* About this task *
The word "true" turns up on some lines of this data; say how many, and give no other text.

^^^^^^^^^^^^^^^^

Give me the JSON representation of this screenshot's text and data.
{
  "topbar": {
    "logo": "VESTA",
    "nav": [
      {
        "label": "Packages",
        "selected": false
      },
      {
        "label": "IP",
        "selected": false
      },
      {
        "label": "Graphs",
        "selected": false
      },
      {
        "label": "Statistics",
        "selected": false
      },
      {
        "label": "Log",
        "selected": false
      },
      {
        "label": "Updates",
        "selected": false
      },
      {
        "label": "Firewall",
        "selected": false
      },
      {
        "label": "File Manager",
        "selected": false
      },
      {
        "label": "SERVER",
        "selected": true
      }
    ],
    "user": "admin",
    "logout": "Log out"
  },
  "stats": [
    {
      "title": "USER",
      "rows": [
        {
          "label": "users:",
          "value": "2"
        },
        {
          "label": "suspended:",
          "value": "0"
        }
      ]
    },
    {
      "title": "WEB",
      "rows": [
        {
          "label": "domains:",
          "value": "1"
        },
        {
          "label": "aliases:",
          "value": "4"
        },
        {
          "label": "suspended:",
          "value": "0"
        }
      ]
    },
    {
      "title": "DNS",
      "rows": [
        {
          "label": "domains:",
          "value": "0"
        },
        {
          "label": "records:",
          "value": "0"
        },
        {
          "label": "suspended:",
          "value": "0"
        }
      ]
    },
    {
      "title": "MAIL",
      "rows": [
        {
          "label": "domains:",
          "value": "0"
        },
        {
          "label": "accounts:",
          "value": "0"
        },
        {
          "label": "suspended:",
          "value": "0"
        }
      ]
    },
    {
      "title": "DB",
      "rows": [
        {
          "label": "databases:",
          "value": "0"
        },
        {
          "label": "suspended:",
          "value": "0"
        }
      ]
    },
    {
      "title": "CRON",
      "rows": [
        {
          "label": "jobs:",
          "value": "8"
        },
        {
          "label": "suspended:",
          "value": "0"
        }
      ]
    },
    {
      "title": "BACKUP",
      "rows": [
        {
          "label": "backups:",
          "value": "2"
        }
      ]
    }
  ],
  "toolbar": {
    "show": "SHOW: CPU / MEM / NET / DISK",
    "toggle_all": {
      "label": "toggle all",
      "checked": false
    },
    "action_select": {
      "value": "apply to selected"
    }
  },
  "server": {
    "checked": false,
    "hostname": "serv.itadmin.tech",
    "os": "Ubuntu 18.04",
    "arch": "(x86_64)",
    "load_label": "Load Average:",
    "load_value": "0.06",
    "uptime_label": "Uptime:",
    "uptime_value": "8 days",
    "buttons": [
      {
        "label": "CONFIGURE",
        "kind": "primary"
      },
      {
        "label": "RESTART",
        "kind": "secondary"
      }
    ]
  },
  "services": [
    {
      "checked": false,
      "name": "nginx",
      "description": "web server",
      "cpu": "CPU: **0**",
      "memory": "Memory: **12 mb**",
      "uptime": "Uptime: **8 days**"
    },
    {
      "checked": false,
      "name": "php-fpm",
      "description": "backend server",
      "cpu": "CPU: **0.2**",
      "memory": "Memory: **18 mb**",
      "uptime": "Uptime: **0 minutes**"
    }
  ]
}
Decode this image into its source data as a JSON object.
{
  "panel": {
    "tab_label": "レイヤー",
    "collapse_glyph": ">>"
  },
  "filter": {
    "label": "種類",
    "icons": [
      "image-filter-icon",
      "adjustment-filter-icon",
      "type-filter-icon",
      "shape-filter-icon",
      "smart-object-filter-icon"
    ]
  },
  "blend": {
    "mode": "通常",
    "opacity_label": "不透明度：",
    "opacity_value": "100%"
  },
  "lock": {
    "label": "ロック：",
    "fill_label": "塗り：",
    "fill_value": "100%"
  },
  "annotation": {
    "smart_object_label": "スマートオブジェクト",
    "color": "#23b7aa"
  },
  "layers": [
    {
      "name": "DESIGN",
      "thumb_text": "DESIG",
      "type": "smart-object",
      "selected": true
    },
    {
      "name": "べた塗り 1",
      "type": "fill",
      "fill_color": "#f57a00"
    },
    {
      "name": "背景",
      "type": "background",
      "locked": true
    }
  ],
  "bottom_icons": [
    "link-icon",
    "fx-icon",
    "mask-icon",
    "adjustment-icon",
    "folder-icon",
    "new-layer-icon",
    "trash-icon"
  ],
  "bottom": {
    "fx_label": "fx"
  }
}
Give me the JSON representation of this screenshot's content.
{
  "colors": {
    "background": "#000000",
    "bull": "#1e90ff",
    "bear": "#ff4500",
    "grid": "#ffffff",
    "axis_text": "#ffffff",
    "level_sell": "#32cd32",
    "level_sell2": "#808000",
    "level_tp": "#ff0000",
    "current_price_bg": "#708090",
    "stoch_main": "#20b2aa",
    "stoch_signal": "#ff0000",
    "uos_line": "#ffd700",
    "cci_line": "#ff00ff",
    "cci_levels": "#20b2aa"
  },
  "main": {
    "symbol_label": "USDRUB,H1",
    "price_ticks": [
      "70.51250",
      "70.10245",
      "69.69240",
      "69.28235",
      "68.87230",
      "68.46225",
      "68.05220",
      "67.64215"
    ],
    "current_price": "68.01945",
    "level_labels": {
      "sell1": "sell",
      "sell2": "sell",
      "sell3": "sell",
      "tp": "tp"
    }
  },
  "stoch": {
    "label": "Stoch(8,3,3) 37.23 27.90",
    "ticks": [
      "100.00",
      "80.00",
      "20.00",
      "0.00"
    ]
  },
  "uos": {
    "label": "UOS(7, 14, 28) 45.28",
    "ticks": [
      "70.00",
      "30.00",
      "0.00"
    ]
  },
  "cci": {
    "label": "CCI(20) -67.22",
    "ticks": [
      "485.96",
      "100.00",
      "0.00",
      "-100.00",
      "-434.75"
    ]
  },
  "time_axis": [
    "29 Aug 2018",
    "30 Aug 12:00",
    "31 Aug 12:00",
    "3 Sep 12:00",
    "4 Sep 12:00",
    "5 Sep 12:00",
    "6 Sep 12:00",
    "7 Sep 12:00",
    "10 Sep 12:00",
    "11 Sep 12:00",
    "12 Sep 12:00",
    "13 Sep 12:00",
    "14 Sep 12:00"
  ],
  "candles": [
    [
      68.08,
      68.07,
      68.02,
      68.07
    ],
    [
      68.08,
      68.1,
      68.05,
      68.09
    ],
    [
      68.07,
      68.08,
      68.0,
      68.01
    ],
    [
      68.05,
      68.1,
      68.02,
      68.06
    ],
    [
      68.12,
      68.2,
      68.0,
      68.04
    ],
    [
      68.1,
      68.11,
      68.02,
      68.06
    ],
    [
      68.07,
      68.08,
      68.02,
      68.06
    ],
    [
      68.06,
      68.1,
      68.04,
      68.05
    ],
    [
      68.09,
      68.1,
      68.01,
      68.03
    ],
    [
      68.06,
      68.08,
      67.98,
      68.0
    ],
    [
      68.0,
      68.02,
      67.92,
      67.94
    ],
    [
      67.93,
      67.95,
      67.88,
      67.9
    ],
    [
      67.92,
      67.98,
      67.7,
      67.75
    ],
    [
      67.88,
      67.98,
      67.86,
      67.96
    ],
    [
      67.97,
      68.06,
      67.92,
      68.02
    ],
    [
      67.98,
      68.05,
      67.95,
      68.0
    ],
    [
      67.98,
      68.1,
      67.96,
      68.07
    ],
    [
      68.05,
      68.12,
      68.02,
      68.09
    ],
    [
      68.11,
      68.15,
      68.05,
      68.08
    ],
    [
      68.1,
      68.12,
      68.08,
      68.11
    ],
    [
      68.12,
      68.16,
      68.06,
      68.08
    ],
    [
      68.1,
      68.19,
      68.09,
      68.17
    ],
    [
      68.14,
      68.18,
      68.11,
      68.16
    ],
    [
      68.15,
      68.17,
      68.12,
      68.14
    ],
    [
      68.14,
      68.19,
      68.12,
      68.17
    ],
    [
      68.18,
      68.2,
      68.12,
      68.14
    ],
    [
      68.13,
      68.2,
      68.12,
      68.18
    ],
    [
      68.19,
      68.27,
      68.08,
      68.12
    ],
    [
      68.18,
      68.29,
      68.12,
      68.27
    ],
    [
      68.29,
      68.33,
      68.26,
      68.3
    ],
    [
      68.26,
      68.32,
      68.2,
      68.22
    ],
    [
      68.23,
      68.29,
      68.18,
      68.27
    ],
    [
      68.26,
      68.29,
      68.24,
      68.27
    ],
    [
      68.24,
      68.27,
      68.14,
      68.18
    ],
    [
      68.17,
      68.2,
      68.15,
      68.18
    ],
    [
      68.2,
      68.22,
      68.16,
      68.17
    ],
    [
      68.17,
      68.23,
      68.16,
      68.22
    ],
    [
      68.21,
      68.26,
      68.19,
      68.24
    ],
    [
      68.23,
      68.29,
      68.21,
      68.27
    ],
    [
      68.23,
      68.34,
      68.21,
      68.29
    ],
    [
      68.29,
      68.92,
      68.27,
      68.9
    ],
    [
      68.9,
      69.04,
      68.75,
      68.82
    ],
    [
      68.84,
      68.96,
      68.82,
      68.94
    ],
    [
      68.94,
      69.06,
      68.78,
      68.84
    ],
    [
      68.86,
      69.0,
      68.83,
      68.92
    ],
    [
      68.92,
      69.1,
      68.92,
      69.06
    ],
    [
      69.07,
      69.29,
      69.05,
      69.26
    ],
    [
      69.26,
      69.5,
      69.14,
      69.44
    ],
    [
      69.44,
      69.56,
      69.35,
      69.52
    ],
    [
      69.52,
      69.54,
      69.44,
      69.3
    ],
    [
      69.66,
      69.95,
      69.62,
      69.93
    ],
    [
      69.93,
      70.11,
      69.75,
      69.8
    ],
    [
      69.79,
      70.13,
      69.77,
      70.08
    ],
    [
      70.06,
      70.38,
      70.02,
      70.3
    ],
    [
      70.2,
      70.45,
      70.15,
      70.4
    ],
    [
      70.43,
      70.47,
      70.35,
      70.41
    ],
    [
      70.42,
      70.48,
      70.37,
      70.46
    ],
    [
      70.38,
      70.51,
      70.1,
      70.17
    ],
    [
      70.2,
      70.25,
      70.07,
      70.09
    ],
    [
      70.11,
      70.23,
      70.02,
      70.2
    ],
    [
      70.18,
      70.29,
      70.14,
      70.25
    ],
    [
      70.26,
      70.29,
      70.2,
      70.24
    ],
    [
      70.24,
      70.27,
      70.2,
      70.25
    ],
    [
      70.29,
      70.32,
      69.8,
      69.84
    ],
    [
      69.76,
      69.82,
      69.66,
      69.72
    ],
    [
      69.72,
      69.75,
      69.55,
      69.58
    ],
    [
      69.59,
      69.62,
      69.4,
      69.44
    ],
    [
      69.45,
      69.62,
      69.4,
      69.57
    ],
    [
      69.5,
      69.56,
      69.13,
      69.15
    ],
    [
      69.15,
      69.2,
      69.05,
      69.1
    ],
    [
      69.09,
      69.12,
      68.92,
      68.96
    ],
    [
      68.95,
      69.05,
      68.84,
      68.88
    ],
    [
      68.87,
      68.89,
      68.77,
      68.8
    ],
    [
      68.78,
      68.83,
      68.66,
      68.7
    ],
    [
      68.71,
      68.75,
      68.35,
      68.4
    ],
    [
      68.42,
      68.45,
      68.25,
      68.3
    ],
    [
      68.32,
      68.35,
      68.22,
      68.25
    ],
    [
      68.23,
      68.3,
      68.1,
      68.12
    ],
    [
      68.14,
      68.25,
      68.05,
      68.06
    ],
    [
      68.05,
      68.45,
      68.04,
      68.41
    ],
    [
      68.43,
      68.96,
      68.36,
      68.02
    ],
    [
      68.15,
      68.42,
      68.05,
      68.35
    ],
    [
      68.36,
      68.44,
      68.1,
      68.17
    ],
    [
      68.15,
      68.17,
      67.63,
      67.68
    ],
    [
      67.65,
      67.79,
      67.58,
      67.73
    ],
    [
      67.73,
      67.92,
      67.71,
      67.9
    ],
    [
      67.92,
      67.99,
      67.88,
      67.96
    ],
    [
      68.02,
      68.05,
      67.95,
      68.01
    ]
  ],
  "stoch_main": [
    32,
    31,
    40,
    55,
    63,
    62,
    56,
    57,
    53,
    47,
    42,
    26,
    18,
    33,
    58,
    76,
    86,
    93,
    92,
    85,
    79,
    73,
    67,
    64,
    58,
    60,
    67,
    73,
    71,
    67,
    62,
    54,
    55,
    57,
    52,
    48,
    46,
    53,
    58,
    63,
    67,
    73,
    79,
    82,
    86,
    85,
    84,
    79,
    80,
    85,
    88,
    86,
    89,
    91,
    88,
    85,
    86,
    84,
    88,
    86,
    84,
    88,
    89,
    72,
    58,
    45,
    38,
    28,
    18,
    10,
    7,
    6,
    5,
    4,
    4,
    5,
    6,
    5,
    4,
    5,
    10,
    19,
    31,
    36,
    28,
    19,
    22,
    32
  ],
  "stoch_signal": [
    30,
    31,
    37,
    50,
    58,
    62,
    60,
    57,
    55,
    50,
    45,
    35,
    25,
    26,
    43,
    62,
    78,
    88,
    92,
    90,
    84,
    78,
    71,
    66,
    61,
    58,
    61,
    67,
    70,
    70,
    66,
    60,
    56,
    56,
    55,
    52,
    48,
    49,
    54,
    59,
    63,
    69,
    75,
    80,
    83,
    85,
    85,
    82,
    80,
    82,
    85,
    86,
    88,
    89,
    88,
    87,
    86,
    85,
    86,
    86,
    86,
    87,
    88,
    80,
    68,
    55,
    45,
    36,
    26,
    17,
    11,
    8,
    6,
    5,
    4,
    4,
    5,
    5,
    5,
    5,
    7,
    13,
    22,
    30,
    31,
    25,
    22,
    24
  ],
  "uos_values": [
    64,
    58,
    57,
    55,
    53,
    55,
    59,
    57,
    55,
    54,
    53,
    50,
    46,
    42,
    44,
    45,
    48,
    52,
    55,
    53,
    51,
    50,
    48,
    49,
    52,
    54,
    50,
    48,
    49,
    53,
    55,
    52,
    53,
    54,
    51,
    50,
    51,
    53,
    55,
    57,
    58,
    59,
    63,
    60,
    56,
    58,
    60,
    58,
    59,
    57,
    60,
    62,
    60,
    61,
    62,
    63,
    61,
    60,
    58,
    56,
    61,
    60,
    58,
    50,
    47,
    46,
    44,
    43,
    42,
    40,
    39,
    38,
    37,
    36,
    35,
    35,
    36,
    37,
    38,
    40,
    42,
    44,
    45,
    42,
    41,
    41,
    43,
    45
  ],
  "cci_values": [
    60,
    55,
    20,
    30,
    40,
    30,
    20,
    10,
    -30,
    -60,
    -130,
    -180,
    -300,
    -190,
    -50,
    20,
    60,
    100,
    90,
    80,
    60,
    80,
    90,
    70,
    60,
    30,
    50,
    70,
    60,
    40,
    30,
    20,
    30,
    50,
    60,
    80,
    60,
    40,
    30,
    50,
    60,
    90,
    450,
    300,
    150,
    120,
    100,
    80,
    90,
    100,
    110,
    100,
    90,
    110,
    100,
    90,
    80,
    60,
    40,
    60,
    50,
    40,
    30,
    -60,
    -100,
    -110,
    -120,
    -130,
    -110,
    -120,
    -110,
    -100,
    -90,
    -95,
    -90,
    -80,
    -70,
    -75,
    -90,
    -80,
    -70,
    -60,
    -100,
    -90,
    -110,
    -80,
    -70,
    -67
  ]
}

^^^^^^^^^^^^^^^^

* Solved problem *
3